Old ruins and other archaeological sites occur in many
places on San Salvador Island. A spectacular and easily accessible locality
is “Watling’s Castle”. This site consists of the ruins of a late 1700s to
early 1800s building called the Sandy Point plantation manor house.
It was constructed during the Loyalist Era (Plantation Era), during which
people loyal to Britain left America after its independence in the 1770s and
headed to the Bahamas. Several islands were subdivided into estates and
the land was used for moderately intense agricultural purposes.
Despite the name, “Watling’s Castle” was not
built by anyone named Watling, and no one named Watling ever lived
San Salvador Island was called “Triangulo” or
“Watling’s Island” on historic maps from the 1600s to the 1800s. It was
called “Guanahani” by the original Awarak Indians (Lucayan Indians).
Historical research has shown that this island was the one sighted by
Christopher Columbus’ ship at 2 AM, 12 October 1492 (it wasn’t Rum Cay

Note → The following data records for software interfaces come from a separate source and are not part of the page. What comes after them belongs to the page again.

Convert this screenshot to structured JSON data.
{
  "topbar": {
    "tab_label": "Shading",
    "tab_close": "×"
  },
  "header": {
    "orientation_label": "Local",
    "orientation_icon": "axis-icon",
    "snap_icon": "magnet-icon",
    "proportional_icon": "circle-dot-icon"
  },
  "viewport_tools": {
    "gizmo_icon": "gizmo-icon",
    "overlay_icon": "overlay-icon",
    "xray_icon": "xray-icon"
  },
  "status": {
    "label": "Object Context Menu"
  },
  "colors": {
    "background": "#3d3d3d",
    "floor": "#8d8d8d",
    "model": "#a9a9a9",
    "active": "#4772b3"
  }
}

that Columbus first landed on - that’s demonstrable). Columbus called the
island San Salvador. That is the current, “official” name. The name
“Watling’s Island” is in reference to John Watling, a Caribbean-area &
South American-area pirate in the late 1600s. He lived long before
this structure was built and used.
“Watling’s Castle” (looking ~E) - Sandy Point
plantation manor house. This building is constructed of blocks of local
Pleistocene calcarenite limestone. The
original quarry from which the rock is derived is just west of here.